A word-for-word repetition of all the entries is needed.

-*-*-

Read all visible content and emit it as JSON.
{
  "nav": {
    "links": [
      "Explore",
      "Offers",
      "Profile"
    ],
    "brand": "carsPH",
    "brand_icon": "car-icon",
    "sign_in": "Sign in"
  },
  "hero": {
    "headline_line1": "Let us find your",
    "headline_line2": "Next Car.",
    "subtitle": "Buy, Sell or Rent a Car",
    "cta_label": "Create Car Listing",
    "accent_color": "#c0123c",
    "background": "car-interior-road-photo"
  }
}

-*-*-

• Written response:
Read all visible content and emit it as JSON.
{
  "nav": {
    "links": [
      "Explore",
      "Offers",
      "Profile"
    ],
    "brand": "carsPH",
    "brand_icon": "car-icon",
    "sign_in": "Sign in"
  },
  "hero": {
    "headline_line1": "Let us find your",
    "headline_line2": "Next Car.",
    "subtitle": "Buy, Sell or Rent a Car",
    "cta_label": "Create Car Listing",
    "accent_color": "#c0123c",
    "background": "car-interior-road-photo"
  }
}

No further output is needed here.